“Whenever I work abroad, I always expect that working conditions would be usually harsh and that one of the biggest challenges is enduring being away from my family,” Costes said. “It is a sacrifice I was willing to make but it would be in vain if we are not compensated properly. When OFWs are being denied fair salary, they will put up a good fight. Why else would we leave the country in the first place?”
Since Kentz has taken over the operations of Ambatovy Project, the workers’ rate per hour were reduced to $3.33 from $4. Complaints of salary discrepancy flooded the company’s accounting department as some of the workers’ mandays – or the days of work they put in — were not paid. Salary delays also became frequent.
Kentz also hired a company in the Philippines, Consortium, to deposit the workers’ salaries into their bank accounts, something that the previous contractor, Keangnam, did on its own.
Kentz also did not issue them any pay slips, which in itself is a violation of both Philippine and Madagascar laws, the workers alleged in their complaint to Migrante International, which has been helping them in pursuing their case before the POEA.
During this time, the Filipino workers were already planning action against the company for unfair labor practice. “We are not fighting our company. We are fighting for our rights,” Costes said before his colleagues in a protest action in front of the POEA office on January 11.
The OFWs will soon file a case against Kentz, a major contractor in Madagascar. (Photo by Janess Ann Ellao / bulatlat.com)
Despite the complaints of the workers, Costes said Kentz ignored them. This forced the workers to stage rallies at their work site, where more than 300 OFWs participated. They were able to launch three sets of protest actions from November until December. Finally, the company was forced to listen, summoning the workers’ leaders and asked about their demands were each time they held protests.
“The company would release our ‘balances’ the following day to pacify the workers,” Costes said. “We were treated like children who are given candies so we would stop crying,” he said. “They were not really addressing our demands.”
On December 15, their third rally, Costes said he was “kidnapped” by the company’s security personnel. At around 1:00 p.m., some Kentz employees went to the workers barracks and asked Costes to go with them.
“I will not resist. I will go with you,” Costes remembered telling the Kentz employees. Outside the barracks, however, Costes was surprised that security personnel “in full battle gear” were waiting to take him.
“I thought it was my end. I was afraid,” Costes said. The plan, he said, was to hide him from other protesting Filipino workers to demoralize them from staging another rally. Security personnel had to hide Costes from one office to another, to keep him from being seen by the other workers.
Kentz, however, was wrong. The Filipino workers, Costes said, became so mad that they barricaded the compound to prevent the company managers from entering the work place. “They (Kentz) should have never took me hostage,” Coster said. “The emotions were high at that time. It was a good thing that no one was hurt.”
The workers say the Philippine embassy in Kenya hardly acted on their complaint against Kentz.(Photo by Janess Ann Ellao / bulatlat.com)
The following day, Kentz came out with a memorandum stipulating that 76 of the Filipinos who staged the rally would be sent home.
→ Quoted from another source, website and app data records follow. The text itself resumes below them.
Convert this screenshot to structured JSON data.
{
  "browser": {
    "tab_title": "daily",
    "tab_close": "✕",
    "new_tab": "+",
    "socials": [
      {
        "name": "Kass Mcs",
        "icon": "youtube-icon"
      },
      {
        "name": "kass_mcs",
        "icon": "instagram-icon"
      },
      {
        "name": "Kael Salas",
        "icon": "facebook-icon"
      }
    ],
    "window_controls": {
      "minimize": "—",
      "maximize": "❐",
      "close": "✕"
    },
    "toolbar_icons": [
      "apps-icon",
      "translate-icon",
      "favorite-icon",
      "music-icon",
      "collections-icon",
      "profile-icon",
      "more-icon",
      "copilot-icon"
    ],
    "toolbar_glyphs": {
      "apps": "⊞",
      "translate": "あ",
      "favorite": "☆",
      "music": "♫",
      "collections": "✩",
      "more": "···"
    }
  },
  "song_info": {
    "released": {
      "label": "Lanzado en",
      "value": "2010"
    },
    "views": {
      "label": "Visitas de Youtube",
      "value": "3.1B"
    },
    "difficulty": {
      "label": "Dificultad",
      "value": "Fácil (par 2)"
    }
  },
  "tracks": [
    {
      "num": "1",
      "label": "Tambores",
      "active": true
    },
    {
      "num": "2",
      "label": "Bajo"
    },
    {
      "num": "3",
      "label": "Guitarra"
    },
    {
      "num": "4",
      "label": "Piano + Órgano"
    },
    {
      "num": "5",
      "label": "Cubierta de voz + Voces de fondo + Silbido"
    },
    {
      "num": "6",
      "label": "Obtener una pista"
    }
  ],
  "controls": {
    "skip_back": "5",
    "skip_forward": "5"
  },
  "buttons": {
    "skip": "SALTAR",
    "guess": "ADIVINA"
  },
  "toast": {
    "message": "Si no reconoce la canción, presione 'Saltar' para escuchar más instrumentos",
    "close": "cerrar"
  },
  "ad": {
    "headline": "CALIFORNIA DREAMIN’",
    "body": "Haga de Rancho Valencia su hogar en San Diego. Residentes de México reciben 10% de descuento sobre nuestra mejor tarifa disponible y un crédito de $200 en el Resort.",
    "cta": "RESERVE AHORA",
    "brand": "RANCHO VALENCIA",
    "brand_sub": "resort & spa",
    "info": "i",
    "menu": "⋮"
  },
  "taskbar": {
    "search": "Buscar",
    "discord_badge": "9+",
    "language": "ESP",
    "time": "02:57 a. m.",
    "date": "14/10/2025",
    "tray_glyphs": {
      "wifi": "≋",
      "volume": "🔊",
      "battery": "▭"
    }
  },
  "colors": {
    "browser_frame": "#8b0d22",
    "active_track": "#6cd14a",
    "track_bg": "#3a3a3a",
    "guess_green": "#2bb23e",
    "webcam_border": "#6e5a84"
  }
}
The Filipinos, Costes said, had become a threat to the company. They were then moved to a hotel near Madagascar’s airport and told that their respective passports and tickets would be sent to them in the soonest possible time. These, however, started to arrive at their hotel only on January 8..
While waiting for their passports and tickets, Costes and the others were able to contact the Philippine embassy in Kenya, which services Madagascar, and informed officials of what they were going through. The embassy sent their staff to Kentz to supposedly investigate what the Filipinos were complaining about but the company did not let them in, making them wait instead outside the office for several hours.
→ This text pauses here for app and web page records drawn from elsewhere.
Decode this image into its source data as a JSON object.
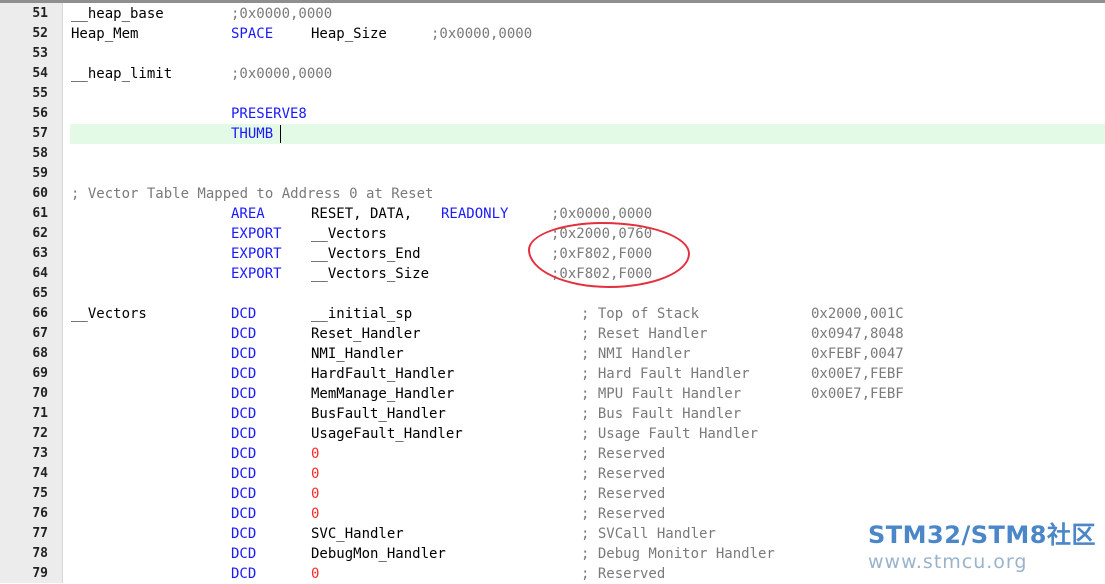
{
  "editor": {
    "lines": [
      {
        "n": "51",
        "tokens": [
          {
            "t": "__heap_base",
            "c": "",
            "col": 0
          },
          {
            "t": ";0x0000,0000",
            "c": "cm",
            "col": 16
          }
        ]
      },
      {
        "n": "52",
        "tokens": [
          {
            "t": "Heap_Mem",
            "c": "",
            "col": 0
          },
          {
            "t": "SPACE",
            "c": "kw",
            "col": 16
          },
          {
            "t": "Heap_Size",
            "c": "",
            "col": 24
          },
          {
            "t": ";0x0000,0000",
            "c": "cm",
            "col": 36
          }
        ]
      },
      {
        "n": "53",
        "tokens": []
      },
      {
        "n": "54",
        "tokens": [
          {
            "t": "__heap_limit",
            "c": "",
            "col": 0
          },
          {
            "t": ";0x0000,0000",
            "c": "cm",
            "col": 16
          }
        ]
      },
      {
        "n": "55",
        "tokens": []
      },
      {
        "n": "56",
        "tokens": [
          {
            "t": "PRESERVE8",
            "c": "kw",
            "col": 16
          }
        ]
      },
      {
        "n": "57",
        "tokens": [
          {
            "t": "THUMB",
            "c": "kw",
            "col": 16
          }
        ],
        "current": true
      },
      {
        "n": "58",
        "tokens": []
      },
      {
        "n": "59",
        "tokens": []
      },
      {
        "n": "60",
        "tokens": [
          {
            "t": "; Vector Table Mapped to Address 0 at Reset",
            "c": "cm",
            "col": 0
          }
        ]
      },
      {
        "n": "61",
        "tokens": [
          {
            "t": "AREA",
            "c": "kw",
            "col": 16
          },
          {
            "t": "RESET, DATA,",
            "c": "",
            "col": 24
          },
          {
            "t": "READONLY",
            "c": "kw",
            "col": 37
          },
          {
            "t": ";0x0000,0000",
            "c": "cm",
            "col": 48
          }
        ]
      },
      {
        "n": "62",
        "tokens": [
          {
            "t": "EXPORT",
            "c": "kw",
            "col": 16
          },
          {
            "t": "__Vectors",
            "c": "",
            "col": 24
          },
          {
            "t": ";0x2000,0760",
            "c": "cm",
            "col": 48
          }
        ]
      },
      {
        "n": "63",
        "tokens": [
          {
            "t": "EXPORT",
            "c": "kw",
            "col": 16
          },
          {
            "t": "__Vectors_End",
            "c": "",
            "col": 24
          },
          {
            "t": ";0xF802,F000",
            "c": "cm",
            "col": 48
          }
        ]
      },
      {
        "n": "64",
        "tokens": [
          {
            "t": "EXPORT",
            "c": "kw",
            "col": 16
          },
          {
            "t": "__Vectors_Size",
            "c": "",
            "col": 24
          },
          {
            "t": ";0xF802,F000",
            "c": "cm",
            "col": 48
          }
        ]
      },
      {
        "n": "65",
        "tokens": []
      },
      {
        "n": "66",
        "tokens": [
          {
            "t": "__Vectors",
            "c": "",
            "col": 0
          },
          {
            "t": "DCD",
            "c": "kw",
            "col": 16
          },
          {
            "t": "__initial_sp",
            "c": "",
            "col": 24
          },
          {
            "t": "; Top of Stack",
            "c": "cm",
            "col": 51
          },
          {
            "t": "0x2000,001C",
            "c": "cm",
            "col": 74
          }
        ]
      },
      {
        "n": "67",
        "tokens": [
          {
            "t": "DCD",
            "c": "kw",
            "col": 16
          },
          {
            "t": "Reset_Handler",
            "c": "",
            "col": 24
          },
          {
            "t": "; Reset Handler",
            "c": "cm",
            "col": 51
          },
          {
            "t": "0x0947,8048",
            "c": "cm",
            "col": 74
          }
        ]
      },
      {
        "n": "68",
        "tokens": [
          {
            "t": "DCD",
            "c": "kw",
            "col": 16
          },
          {
            "t": "NMI_Handler",
            "c": "",
            "col": 24
          },
          {
            "t": "; NMI Handler",
            "c": "cm",
            "col": 51
          },
          {
            "t": "0xFEBF,0047",
            "c": "cm",
            "col": 74
          }
        ]
      },
      {
        "n": "69",
        "tokens": [
          {
            "t": "DCD",
            "c": "kw",
            "col": 16
          },
          {
            "t": "HardFault_Handler",
            "c": "",
            "col": 24
          },
          {
            "t": "; Hard Fault Handler",
            "c": "cm",
            "col": 51
          },
          {
            "t": "0x00E7,FEBF",
            "c": "cm",
            "col": 74
          }
        ]
      },
      {
        "n": "70",
        "tokens": [
          {
            "t": "DCD",
            "c": "kw",
            "col": 16
          },
          {
            "t": "MemManage_Handler",
            "c": "",
            "col": 24
          },
          {
            "t": "; MPU Fault Handler",
            "c": "cm",
            "col": 51
          },
          {
            "t": "0x00E7,FEBF",
            "c": "cm",
            "col": 74
          }
        ]
      },
      {
        "n": "71",
        "tokens": [
          {
            "t": "DCD",
            "c": "kw",
            "col": 16
          },
          {
            "t": "BusFault_Handler",
            "c": "",
            "col": 24
          },
          {
            "t": "; Bus Fault Handler",
            "c": "cm",
            "col": 51
          }
        ]
      },
      {
        "n": "72",
        "tokens": [
          {
            "t": "DCD",
            "c": "kw",
            "col": 16
          },
          {
            "t": "UsageFault_Handler",
            "c": "",
            "col": 24
          },
          {
            "t": "; Usage Fault Handler",
            "c": "cm",
            "col": 51
          }
        ]
      },
      {
        "n": "73",
        "tokens": [
          {
            "t": "DCD",
            "c": "kw",
            "col": 16
          },
          {
            "t": "0",
            "c": "nm",
            "col": 24
          },
          {
            "t": "; Reserved",
            "c": "cm",
            "col": 51
          }
        ]
      },
      {
        "n": "74",
        "tokens": [
          {
            "t": "DCD",
            "c": "kw",
            "col": 16
          },
          {
            "t": "0",
            "c": "nm",
            "col": 24
          },
          {
            "t": "; Reserved",
            "c": "cm",
            "col": 51
          }
        ]
      },
      {
        "n": "75",
        "tokens": [
          {
            "t": "DCD",
            "c": "kw",
            "col": 16
          },
          {
            "t": "0",
            "c": "nm",
            "col": 24
          },
          {
            "t": "; Reserved",
            "c": "cm",
            "col": 51
          }
        ]
      },
      {
        "n": "76",
        "tokens": [
          {
            "t": "DCD",
            "c": "kw",
            "col": 16
          },
          {
            "t": "0",
            "c": "nm",
            "col": 24
          },
          {
            "t": "; Reserved",
            "c": "cm",
            "col": 51
          }
        ]
      },
      {
        "n": "77",
        "tokens": [
          {
            "t": "DCD",
            "c": "kw",
            "col": 16
          },
          {
            "t": "SVC_Handler",
            "c": "",
            "col": 24
          },
          {
            "t": "; SVCall Handler",
            "c": "cm",
            "col": 51
          }
        ]
      },
      {
        "n": "78",
        "tokens": [
          {
            "t": "DCD",
            "c": "kw",
            "col": 16
          },
          {
            "t": "DebugMon_Handler",
            "c": "",
            "col": 24
          },
          {
            "t": "; Debug Monitor Handler",
            "c": "cm",
            "col": 51
          }
        ]
      },
      {
        "n": "79",
        "tokens": [
          {
            "t": "DCD",
            "c": "kw",
            "col": 16
          },
          {
            "t": "0",
            "c": "nm",
            "col": 24
          },
          {
            "t": "; Reserved",
            "c": "cm",
            "col": 51
          }
        ]
      }
    ]
  },
  "watermark": {
    "title": "STM32/STM8社区",
    "url": "www.stmcu.org"
  },
  "colors": {
    "keyword": "#1a1aff",
    "comment": "#7a7a7a",
    "number": "#ff2a2a",
    "current_line": "#e3fae6",
    "annotation": "#e3303e"
  }
}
“We later learned that Kentz ordered to have the barracks fixed first so that it would not look overcrowded,” Costes said. “We, however, have not heard anything from the Philippine embassy in Kenya ever since.”
Terry Ridon, chairman of the League of Filipino Students and a law intern at the University of the Philippines College of Law, said that the plight of the OFWs in Madagascar highlights the “unacceptable nature of the Philippines’s labor export policy.” Ridon, who first met the Madagascar OFWs in Tambo Airport in Johannesburg, now provides the workers with legal assistance.
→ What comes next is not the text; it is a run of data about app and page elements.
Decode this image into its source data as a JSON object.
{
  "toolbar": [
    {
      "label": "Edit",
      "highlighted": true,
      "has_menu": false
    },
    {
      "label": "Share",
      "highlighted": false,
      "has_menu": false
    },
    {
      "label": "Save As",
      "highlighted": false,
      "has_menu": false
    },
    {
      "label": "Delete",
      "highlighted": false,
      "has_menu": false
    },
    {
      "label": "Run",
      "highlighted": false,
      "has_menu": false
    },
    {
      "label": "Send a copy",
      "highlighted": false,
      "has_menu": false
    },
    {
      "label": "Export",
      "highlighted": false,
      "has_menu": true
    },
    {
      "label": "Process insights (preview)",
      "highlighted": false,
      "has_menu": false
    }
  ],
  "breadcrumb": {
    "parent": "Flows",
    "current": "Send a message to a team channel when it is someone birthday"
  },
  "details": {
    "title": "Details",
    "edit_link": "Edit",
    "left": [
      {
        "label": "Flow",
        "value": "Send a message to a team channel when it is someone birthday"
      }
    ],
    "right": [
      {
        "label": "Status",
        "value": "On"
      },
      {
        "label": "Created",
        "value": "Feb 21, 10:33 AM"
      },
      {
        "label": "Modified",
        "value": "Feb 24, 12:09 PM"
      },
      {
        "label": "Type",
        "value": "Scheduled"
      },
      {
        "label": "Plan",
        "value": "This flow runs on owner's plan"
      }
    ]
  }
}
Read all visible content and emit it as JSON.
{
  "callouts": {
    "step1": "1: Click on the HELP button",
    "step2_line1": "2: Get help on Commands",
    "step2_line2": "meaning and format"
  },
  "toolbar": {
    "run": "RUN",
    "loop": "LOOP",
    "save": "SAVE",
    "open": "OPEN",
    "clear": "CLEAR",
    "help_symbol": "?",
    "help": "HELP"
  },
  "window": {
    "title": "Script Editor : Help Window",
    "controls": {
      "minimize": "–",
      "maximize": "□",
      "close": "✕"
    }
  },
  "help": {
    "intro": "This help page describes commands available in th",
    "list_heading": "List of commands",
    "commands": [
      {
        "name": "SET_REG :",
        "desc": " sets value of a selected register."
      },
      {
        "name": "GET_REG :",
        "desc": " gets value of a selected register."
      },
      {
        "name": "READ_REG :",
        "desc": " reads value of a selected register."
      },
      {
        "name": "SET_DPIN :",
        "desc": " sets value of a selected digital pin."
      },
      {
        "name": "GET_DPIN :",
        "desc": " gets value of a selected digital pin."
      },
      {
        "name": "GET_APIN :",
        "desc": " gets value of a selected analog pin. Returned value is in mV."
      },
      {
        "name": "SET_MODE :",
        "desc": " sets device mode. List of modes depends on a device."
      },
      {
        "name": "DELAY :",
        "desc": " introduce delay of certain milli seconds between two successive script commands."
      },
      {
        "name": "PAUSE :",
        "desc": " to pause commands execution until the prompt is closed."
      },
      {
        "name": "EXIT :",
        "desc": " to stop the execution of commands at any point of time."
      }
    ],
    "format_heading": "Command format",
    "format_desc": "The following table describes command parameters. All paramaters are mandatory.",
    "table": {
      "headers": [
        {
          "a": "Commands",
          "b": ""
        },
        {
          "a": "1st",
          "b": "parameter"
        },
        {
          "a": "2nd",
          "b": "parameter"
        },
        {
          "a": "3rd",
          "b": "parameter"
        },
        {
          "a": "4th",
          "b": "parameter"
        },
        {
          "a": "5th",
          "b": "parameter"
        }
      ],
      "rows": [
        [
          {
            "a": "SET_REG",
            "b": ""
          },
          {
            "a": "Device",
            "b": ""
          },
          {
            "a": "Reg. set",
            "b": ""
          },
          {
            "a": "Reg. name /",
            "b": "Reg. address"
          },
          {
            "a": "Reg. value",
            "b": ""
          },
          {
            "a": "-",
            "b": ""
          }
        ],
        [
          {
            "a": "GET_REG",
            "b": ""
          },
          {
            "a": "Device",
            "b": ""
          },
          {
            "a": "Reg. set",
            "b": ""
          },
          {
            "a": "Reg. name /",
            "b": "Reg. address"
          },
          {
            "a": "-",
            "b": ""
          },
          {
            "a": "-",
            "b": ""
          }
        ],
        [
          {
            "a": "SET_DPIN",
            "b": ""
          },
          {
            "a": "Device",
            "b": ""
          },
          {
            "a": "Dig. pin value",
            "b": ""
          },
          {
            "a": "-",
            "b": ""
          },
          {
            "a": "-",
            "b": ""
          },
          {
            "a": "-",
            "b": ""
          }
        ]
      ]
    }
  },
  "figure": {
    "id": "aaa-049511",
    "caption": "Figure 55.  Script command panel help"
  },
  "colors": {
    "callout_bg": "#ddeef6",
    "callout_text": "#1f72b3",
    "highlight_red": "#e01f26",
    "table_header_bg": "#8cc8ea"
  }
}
Ridon said the Philippine Embassy in Kenya should also be held accountable as they “intervened belatedly when the workers were already being repatriated to the Philippines.” He added that embassy officials “were never to be found during the height of the labor problems in the work site. They cannot now make press releases to assure the public that they did their job, when in fact they did not.”